  • Flexibility is key. When you travel 26 hours straight, sleeping and eating on an airplane, your body and mind are pushed to limits you didn’t know existed. My hubby and I constantly reminded each other that we needed super-sized patience and flexibility with our kids.
  • A careful plan. I think it’s extremely important to have a calculated plan with contacts and people on the ground to guide your journey into another country. I don’t think we should take our kids into knowingly dangerous places. It’s vital to use wisdom when we’re considering traveling overseas.
  • Kids will be kids. At one point on our trip, our youngest was having a full-blown meltdown. We were tucked away in our room, but the entire house could hear her. We were a little embarrassed and there was some tension between my hubby and I. But then he put it in perspective, “She would be doing the same thing at home if she didn’t get her way.” He was right. We disciplined her and moved on.
  • It’s only money. It is very expensive to travel overseas as a family. There are travel vaccinations, costly flights, rentals, etc. I’ve always been very tight-fisted with money…even a hoarder, trying to save as much as I can. But then God showed me the way the rest of the world lives. It just seemed wrong that I was piling it up for me and mine, when my brothers and sisters in Christ didn’t have enough for one day. When we were leaving Kenya, one of the sweet girls in the maternity home said, “Will you all come back?” I told her how expensive it was and she said, “But you have enough faith for God to provide all of this for us, won’t he also provide for you to come again?” Yes, I believe He will.

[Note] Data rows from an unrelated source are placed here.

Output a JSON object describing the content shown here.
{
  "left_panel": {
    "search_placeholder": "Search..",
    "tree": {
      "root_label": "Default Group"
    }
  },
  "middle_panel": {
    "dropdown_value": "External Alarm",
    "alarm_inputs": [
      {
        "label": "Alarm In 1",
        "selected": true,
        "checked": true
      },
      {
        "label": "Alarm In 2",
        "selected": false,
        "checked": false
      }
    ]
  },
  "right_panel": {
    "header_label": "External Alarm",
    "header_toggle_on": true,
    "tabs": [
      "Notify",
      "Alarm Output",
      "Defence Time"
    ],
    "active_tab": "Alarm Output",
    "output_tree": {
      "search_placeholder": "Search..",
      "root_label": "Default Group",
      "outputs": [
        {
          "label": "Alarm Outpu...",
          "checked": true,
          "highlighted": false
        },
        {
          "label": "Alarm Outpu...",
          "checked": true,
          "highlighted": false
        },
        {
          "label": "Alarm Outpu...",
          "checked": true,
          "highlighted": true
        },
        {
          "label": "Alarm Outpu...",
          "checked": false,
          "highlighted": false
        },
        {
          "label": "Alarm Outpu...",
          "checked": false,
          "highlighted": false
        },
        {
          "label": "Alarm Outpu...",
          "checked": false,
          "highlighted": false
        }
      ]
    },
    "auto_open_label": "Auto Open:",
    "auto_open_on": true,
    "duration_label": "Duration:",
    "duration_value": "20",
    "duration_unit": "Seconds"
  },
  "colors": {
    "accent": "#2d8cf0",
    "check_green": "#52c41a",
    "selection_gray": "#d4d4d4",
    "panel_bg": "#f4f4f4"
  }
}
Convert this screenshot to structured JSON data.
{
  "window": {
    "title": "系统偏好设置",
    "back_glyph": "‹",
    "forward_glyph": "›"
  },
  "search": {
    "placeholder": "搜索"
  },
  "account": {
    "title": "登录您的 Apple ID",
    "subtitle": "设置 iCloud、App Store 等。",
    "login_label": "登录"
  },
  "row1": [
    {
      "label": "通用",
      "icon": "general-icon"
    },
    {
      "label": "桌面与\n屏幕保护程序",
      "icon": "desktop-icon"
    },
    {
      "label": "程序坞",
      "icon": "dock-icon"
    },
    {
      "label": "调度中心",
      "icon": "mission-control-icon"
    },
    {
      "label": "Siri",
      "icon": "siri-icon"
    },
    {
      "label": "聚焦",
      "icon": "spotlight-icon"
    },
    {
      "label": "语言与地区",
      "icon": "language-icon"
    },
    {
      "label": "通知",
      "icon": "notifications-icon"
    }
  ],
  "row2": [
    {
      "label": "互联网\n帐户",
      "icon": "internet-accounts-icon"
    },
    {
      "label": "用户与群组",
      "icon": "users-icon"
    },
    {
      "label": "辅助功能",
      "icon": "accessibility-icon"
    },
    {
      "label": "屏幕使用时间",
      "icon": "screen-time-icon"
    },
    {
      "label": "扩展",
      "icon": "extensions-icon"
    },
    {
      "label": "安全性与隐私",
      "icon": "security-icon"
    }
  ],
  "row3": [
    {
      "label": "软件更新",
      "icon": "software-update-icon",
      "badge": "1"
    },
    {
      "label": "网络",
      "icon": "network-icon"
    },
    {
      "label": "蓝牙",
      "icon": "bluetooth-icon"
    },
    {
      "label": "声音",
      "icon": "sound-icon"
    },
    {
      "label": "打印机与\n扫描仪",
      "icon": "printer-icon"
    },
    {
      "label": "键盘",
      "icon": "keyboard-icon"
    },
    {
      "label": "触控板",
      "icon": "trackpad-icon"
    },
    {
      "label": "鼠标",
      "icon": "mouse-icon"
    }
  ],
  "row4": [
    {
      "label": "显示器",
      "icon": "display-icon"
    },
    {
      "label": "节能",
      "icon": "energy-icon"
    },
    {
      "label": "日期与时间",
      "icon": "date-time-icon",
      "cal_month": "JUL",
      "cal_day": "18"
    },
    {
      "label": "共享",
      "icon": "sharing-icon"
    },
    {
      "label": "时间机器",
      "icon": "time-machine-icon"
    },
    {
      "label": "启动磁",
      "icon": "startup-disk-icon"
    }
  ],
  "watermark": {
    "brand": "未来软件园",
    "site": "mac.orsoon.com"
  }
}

Updated to today: We are heading back to Kenya in a week!

What do you think? Will you ever (or have you) travel overseas with your kids?

Edited repost from 2011